This book happened to me. And I’m hopeful that nothing of consequence will come from it.
I resisted posting this image of the interconnection of characters – and chapters – from Jennifer Eagn’s *A Visit From the Goon Squad* because part of what makes the book SO GOOD is its use of form – chapters narrated by different characters, at different points in time, who are all, loosely connected to one another through this odd web – to mirror how we (or me, at least) experience social life and memory. My experience of friendship, family and connection is one of loose recollection that ‘oh yes, I was at a party with so-and-so once’ or ‘I remember you from where exactly?’ but also that there are people who weave in and out of our lives with varying degrees of impact – some who spend short periods and leave (as they say) lasting impressions. And so I don’t want this image because it makes it easier to remember who everyone is and how they are connected than they have any right to be: our memory of these characters *should be* scattered and fragmented and pieced together with glimmers, because that’s how we go about remember people (again, I might be speaking for my own failing memory here).
So too the brilliance of the passage of time in these layered and asynchronous chapters. Midway through the first chapter I had a horrifying thought that perhaps I had started reading a short story collection (the record is quite clear on how I feel about short stories) because the plotting was so dense, the characters so rich and the evocative images, well, evocative. When I realized in the second chapter that no, perhaps these were *linked* short stories, and then as the thematic resonances and character repetitions continued I decided that I was, in fact, reading a novel, what became clear – through the muddy plot and disappearing/reappearing characters – is that our lives and our memories function in much the same way: we have crystallized memories that appear ‘out of time’ but that feel full and colourful, and then there are long blanks of no connection or seeming non-event. What we recollect – the sensational, the exceptional *and* the utterly banal – stays with us for reasons unclear (to me), but stays with us all the same in these sharp moments so beautifully and expertly captured by Egan.

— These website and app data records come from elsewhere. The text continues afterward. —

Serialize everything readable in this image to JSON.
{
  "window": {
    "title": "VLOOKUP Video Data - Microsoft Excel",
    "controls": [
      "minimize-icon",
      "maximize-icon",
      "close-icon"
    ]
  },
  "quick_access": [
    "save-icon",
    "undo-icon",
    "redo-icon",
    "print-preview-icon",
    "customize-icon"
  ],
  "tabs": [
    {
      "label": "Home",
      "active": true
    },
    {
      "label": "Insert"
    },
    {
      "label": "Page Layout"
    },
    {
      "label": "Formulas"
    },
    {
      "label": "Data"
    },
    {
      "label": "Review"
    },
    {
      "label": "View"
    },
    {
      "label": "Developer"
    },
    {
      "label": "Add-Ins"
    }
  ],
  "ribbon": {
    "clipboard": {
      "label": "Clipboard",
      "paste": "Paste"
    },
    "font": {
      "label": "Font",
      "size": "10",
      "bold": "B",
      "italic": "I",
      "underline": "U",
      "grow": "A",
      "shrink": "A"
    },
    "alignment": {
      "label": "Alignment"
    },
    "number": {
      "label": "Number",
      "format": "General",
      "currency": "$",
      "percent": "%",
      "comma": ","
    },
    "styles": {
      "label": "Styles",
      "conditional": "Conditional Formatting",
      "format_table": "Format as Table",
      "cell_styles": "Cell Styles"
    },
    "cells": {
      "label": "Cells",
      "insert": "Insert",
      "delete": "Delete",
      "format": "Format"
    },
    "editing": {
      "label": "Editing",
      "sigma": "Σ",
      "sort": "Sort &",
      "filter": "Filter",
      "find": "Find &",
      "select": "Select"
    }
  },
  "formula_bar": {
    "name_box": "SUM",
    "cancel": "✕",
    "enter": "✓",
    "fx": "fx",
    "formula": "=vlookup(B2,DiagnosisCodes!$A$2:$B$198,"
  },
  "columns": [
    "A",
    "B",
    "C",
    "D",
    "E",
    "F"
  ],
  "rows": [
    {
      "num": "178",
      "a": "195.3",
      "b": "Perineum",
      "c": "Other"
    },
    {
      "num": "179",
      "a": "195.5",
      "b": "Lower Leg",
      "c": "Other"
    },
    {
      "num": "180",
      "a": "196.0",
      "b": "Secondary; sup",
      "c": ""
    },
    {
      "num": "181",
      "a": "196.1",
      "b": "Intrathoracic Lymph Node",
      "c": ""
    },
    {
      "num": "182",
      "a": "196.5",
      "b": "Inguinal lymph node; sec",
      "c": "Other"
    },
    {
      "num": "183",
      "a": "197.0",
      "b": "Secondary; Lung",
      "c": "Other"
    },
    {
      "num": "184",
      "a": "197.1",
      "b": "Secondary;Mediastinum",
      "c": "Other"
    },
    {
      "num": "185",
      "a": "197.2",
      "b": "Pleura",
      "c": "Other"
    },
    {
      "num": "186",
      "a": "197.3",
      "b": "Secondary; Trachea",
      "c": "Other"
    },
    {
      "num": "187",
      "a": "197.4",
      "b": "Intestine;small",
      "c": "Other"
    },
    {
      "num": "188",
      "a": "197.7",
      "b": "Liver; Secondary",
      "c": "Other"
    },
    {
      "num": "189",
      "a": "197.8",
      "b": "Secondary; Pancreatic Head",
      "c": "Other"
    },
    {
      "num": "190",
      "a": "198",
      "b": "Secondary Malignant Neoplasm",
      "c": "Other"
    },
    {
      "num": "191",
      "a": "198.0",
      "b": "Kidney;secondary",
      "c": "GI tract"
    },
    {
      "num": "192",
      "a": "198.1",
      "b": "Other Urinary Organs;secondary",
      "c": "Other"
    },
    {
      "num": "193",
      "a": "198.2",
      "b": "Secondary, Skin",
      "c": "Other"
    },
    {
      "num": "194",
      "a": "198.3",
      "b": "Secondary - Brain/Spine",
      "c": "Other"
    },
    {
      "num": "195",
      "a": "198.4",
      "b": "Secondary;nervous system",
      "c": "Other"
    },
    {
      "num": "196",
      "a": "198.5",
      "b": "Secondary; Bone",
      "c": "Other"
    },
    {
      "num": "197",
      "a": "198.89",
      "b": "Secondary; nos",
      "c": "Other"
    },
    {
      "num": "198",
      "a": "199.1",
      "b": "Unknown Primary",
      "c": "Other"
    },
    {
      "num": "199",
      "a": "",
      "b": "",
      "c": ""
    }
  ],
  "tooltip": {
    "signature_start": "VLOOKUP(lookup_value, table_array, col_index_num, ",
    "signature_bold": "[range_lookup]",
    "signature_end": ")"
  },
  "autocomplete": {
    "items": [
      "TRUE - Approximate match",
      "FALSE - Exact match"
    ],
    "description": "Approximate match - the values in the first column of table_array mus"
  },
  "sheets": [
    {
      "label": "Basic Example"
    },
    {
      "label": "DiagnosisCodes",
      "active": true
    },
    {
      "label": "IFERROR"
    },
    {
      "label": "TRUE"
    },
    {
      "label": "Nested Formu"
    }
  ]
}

I have nothing but praise for this incredible novel that so beautifully weaves characters together. I loved the questions it raises about what we decide to make of our lives, how we go about making decisions, overcoming grief, regret and our own impetus for self-destruction, how we decide to create *anything* in a world so bent toward massification, how we believe in the possibility of unique individuality in an era that simultaneously promises and scorns such a chance. It is a beautiful novel full of reasonable hope that we might do well with the little, parcelled time we have and that we might impress our lives and our singularity on those around us.
I realize I’ve made it sound overly optimistic or some kind of “audacity of hope” sort of thing. It’s not that. It doesn’t ignore or gloss the failures, the inadequacies, the regrets, but it also doesn’t *dwell* in these spaces, or declare these states to be the de facto position for humanity. It asks whether we might do something different (if not something more) with the little time we’re allotted.
So read it, okay?